Close category search window

A network mesh method to calculate eddy currents on conducting surfaces

Sign In

Cookies must be enabled to login.After enabling cookies , please use refresh or reload or ctrl+f5 on the browser for the login options.

Formats Non-Member Member
$31 $13
Learn how you can qualify for the best price for this item!
Become an IEEE Member or Subscribe to
IEEE Xplore for exclusive pricing!
close button

puzzle piece

IEEE membership options for an individual and IEEE Xplore subscriptions for an organization offer the most affordable access to essential journal articles, conference papers, standards, eBooks, and eLearning courses.

Learn more about:

IEEE membership

IEEE Xplore subscriptions

2 Author(s)
Weissenburger, D. ; Princeton University, Princeton, New Jersey ; Christensen, U.R.

This report describes a network mesh analysis technique which can be used to calculate transient or steady-state eddy current distributions on a conducting surface. In general, the surface may have any continuous three-dimensional shape, may vary in surface resistivity, and may include holes. The surface is divided into a network of branches for each of which are calculated a resistance, a self-inductance, and a set of mutual inductances to all other branches. The resulting branch resistance and branch inductance matrices are transformed into mesh matrices using a conventional network procedure. A set of simultaneous differential equations can then be established to solve for eddy currents. The set of equations is generally solved for a time series of eddy currents caused by an external source of excitation. Various initial conditions can be used to find other solutions of interest such as the self decay of an arbitrary current distribution. Great simplification is possible by imposing boundary conditions to take advantage of symmetry. In addition, the set of equations needs to be solved one time only for the special cases of pure inductance, pure resistance, or steady-state.

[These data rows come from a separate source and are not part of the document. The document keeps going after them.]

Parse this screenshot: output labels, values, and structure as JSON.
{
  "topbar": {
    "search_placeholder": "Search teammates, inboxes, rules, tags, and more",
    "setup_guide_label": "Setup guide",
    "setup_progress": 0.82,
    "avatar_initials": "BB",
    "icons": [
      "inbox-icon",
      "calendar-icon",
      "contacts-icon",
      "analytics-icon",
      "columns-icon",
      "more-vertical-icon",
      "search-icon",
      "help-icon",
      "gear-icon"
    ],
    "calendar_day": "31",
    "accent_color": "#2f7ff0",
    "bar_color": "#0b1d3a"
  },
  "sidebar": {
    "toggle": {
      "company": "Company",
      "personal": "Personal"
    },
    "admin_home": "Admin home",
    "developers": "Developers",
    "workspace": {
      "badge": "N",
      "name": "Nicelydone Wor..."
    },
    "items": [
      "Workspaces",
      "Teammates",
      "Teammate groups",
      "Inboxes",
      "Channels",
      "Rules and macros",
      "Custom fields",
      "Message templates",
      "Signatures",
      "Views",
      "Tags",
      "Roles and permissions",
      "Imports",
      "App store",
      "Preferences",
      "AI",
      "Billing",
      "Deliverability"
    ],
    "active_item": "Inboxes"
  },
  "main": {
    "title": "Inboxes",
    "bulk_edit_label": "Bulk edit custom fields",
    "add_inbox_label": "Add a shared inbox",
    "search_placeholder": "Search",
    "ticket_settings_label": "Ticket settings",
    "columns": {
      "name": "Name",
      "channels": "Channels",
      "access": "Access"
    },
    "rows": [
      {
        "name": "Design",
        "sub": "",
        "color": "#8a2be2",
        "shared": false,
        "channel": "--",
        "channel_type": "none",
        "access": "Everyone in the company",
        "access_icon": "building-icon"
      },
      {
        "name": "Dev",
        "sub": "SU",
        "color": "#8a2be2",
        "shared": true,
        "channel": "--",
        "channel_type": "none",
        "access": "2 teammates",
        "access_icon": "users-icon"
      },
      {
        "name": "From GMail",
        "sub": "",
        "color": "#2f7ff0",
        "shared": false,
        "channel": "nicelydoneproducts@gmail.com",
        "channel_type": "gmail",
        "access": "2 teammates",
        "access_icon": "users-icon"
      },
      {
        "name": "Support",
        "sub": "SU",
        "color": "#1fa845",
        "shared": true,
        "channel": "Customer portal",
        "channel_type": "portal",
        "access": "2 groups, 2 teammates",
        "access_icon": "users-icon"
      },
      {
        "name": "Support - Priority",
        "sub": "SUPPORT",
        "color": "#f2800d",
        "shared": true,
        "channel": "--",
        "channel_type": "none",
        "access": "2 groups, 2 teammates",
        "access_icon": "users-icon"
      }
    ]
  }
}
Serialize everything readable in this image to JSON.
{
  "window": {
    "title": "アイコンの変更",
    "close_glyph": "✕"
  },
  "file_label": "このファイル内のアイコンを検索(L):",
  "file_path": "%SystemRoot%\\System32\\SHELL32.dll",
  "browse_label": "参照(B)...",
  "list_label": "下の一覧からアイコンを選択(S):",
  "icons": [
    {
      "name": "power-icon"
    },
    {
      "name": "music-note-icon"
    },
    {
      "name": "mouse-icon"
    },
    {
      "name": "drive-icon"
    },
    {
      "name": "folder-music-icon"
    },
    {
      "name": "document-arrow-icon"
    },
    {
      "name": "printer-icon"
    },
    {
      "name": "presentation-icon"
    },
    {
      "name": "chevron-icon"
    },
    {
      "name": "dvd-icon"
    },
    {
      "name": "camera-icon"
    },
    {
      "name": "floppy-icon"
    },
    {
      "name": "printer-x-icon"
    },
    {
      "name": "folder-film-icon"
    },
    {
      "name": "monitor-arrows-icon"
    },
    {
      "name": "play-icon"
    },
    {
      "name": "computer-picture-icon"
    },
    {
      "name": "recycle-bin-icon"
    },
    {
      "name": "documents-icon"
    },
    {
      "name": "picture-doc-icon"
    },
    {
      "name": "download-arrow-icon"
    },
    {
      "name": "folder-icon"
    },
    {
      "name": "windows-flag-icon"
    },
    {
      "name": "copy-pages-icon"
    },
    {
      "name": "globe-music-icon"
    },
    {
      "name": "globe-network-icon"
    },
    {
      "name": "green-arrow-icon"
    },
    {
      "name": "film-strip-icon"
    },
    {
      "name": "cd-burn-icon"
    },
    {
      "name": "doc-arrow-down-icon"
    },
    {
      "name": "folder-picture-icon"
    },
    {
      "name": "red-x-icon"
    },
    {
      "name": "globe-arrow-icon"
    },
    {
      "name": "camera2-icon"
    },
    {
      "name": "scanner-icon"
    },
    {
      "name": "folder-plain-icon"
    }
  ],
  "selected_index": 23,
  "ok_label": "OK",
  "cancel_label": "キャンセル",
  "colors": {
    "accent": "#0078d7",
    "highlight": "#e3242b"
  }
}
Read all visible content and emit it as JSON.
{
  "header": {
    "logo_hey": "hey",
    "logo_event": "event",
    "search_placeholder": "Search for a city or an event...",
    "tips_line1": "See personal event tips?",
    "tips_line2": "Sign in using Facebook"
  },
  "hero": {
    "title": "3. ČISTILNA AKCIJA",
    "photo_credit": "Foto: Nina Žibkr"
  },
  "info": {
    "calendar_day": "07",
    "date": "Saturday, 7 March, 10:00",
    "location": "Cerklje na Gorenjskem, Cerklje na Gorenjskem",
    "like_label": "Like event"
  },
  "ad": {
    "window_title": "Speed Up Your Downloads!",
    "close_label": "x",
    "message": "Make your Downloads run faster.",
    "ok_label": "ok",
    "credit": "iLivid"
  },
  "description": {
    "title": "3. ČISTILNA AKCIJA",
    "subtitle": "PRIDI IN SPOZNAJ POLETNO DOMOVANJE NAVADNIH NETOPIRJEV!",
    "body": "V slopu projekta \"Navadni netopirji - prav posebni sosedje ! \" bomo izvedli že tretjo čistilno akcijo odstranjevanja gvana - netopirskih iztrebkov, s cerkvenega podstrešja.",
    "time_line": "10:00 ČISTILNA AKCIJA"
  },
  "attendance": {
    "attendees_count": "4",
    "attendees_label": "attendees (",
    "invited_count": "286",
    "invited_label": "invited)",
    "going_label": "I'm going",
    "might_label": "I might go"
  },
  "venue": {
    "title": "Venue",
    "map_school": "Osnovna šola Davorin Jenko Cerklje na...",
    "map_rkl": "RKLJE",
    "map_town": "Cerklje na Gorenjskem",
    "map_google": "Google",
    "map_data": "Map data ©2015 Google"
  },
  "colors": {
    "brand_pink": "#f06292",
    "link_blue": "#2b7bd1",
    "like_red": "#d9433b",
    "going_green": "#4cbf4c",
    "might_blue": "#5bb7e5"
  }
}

Published in:

Magnetics, IEEE Transactions on  (Volume:18 ,  Issue: 2 )

Date of Publication:

Mar 1982

Need Help?

IEEE Advancing Technology for Humanity About IEEE Xplore | Contact | Help | Terms of Use | Nondiscrimination Policy | Site Map | Privacy & Opting Out of Cookies

A not-for-profit organization, IEEE is the world's largest professional association for the advancement of technology.
© Copyright 2014 IEEE - All rights reserved. Use of this web site signifies your agreement to the terms and conditions.